Not because I think that it will help her and John McCain achieve victory in November, but because of what it signaled would happen to America if McCain and Palin did gain control of the White House and the institutions that preserve our Constitution.
I’m not prone to political panic.
I’ve lived though some horrible administrations and I know that our nation and our Constitution have survived.
I know, too, that most of the presidents we’ve had in the last forty years have been nefarious, incompetent, ludicrous, or all of the above, and that our country and Constitution have survived.
No matter who is president, or which party controls Congress, the basic ideals of American democracy and the rights of the individual inscribed in our Constitution will survive.
They’ll always survive, I thought.
Now I am not so sure.
Here is what scared me:
Taunting Barack Obama, Sarah Palin sneered “Al Qaeda terrorists still plot to inflict catastrophic harm on America … he’s worried that someone won’t read them their rights?”
The crowd at the Xcel Energy Center roared their approval.
And as the convention delegates wildly cheered Palin’s sarcastic dismissal of the Constitution, the darker meaning of the Republican convention – and the McCain campaign – came into focus.
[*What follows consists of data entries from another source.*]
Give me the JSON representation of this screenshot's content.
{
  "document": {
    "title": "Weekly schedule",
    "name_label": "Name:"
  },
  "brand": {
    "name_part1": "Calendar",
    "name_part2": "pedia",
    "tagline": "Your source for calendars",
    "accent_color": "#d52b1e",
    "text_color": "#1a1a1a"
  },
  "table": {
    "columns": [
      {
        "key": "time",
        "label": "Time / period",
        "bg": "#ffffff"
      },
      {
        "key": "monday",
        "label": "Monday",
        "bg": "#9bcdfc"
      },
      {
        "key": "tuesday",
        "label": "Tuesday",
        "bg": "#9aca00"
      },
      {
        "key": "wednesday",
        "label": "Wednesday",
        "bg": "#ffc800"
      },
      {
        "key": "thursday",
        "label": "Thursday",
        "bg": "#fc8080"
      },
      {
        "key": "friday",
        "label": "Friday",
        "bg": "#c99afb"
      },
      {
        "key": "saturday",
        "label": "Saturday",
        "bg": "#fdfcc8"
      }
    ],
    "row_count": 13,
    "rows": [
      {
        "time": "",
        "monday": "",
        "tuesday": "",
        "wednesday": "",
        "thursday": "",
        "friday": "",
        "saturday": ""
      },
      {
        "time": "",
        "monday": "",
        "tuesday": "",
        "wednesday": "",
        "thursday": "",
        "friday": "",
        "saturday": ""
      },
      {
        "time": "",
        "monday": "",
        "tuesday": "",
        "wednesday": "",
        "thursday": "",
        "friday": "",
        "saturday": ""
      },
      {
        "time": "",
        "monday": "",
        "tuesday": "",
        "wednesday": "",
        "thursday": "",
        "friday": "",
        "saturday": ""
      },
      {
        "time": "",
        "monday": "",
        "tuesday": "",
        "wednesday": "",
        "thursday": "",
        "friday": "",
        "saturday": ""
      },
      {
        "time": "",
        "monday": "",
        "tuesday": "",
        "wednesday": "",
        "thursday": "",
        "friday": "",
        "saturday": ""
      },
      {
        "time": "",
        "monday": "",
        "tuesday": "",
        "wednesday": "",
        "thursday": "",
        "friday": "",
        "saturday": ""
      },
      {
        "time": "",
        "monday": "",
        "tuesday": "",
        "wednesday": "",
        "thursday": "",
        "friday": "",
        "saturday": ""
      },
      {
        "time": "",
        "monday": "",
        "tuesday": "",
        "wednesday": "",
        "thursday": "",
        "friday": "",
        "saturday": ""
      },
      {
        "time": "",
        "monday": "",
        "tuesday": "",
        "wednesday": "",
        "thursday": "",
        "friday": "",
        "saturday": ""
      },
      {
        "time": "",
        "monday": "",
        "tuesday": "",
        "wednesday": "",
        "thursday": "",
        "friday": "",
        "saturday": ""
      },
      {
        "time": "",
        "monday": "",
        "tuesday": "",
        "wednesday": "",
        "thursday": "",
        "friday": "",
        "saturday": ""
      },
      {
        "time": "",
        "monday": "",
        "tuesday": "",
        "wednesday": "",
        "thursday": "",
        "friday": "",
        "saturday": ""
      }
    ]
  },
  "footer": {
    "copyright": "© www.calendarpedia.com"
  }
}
These gun-loving, self-proclaimed tough-guys and hard asses, these belligerant self-proclaimed individualists, are ready to surrender their individual rights and freedoms in an instant to a self-proclaimed hero wrapped in a virtual flag.
In fact, they’re desparate to do so.
I saw that their wild applause for Palin’s call for the elimination of the Constitution exposed, beneath their pose of powerful individualism, their desparate need to subsume and relieve their feelings of individual powerlessness into the projected power of a leader.
I saw an America that would trade the great American experiment of a limited government held to rights guaranteed by a Constitution for the illusions of psychological security.
I saw American fascism.